Not All Athletes Should Be Eating The Same

By Chauncey Carroll

We’ve all heard the viral celebrity “diets” - think of Olympian Michael Phelps, who boasted of consuming upwards of 8,000 calories per day, Usain Bolt’s binge of Chicken McNuggets, Dwayne “The Rock” Johnson’s fish and egg feasts, or the Los Angeles Lakers’ obsession with bone broth. If we blindly follow one of these high-profile “endorsed” diets, it’s completely likely we could find ourselves fatter, slower, and fatigued through our training and competitive seasons. But why could one diet work so well for one athlete and completely unravel another?

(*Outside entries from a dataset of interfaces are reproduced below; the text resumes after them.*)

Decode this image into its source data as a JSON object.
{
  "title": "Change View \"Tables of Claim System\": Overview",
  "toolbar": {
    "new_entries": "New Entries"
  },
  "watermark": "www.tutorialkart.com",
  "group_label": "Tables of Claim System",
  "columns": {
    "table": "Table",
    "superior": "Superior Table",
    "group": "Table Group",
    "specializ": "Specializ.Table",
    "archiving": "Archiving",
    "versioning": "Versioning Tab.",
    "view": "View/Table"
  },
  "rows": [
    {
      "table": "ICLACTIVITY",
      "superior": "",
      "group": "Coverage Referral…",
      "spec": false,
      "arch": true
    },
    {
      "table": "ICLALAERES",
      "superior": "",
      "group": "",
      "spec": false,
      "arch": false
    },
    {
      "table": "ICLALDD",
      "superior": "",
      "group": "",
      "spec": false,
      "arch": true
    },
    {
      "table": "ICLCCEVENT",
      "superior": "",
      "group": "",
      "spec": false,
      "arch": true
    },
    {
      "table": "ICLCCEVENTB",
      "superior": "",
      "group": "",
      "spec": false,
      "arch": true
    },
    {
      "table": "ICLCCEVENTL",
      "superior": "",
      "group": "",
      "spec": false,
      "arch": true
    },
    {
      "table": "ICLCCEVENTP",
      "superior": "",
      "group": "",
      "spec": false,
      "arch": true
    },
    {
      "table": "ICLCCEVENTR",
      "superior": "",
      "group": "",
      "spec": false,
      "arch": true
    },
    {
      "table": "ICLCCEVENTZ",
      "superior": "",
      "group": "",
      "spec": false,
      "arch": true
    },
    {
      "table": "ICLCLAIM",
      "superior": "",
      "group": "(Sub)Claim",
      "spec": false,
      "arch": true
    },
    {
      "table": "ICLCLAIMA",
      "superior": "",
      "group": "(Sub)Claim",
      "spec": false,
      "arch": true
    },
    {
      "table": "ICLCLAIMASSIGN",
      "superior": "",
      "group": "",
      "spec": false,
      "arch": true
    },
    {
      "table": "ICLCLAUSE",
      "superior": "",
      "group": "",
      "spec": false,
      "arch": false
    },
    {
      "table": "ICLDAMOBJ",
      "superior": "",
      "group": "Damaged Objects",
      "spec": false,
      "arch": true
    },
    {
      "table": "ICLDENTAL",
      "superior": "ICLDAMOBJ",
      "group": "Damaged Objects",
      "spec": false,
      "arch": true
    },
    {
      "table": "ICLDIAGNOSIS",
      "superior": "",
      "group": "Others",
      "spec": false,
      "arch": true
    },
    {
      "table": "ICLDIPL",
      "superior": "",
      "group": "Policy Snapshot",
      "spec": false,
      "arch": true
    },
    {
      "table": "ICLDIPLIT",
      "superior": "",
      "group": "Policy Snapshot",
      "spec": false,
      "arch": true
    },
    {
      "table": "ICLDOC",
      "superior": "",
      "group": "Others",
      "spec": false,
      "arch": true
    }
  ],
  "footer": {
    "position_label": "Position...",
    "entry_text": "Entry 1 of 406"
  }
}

While many nutrition principles stay the same from sport to sport, the details vary widely for elite performance depending on the athlete. Even basically, athletes differ from each other in height, weight, muscle and fat mass, and metabolic history. Each activity requires different techniques and varying levels of strength, power, speed, and endurance. While one athlete may only need to train 6 weeks for an event, another might spend 6 months with varied progressions of training. At the same time, one event may take less than 30 seconds to complete, another over 12 hours.

Photo Credit: Austin Tucker, TC Bukowski, Conor Barry, Austin Tucker, Derrick Lytle

From a physiological standpoint, your body prefers to use certain macronutrients for certain activities (carbs, fat, or protein). For instance, our brains rely nearly exclusively on glucose (the broken down version of carbohydrates) no matter the activity, while our legs might demand different amounts of fat for fuel depending on if we’re standing, walking, or running, and for how long. And while there is an innate fuel preference depending on activity, the way we train and eat can make us more efficient at using a certain fuel over another.



Properly progressed endurance training will allow an athlete to more readily use fat as a fuel source in order to spare carbohydrates and extend endurance. But this definitely doesn’t mean the athlete should “fat load,” which has been trendy among celebrity athletes, who sometimes claim to fuel their races with nothing but olive oil and avocados. It’s critical to consume a balance of fat, carbs, and protein to supply the high-energy demand and the recovery required. Our bodies physiologically can’t even burn fat efficiently without drawing in carbohydrates to complete the reaction.

Contrast that with a power athlete, like a competitive weight lifter. The macronutrient that often gets over-emphasized in this arena is “PROTEIN!” And yes, their protein needs may be slightly greater than an endurance athlete’s, but nearly 100% of their lift will be fueled by carbohydrates. Their muscles are moving so fast at such a high-intensity that the body literally has no other option. But since their training and events may barely break minutes as opposed to hours, total calorie consumption should be a consideration. Any excess protein that isn’t being used for muscle recovery or growth, or eaten at the wrong time, will most likely turn into stored fat.


Of course, as athletes, whether we’re weekend warriors or competing for a paycheck, all have the same goal: complete our chosen activity to the best of our ability and feel AWESOME while doing it. Are your eating habits accomplishing that for you?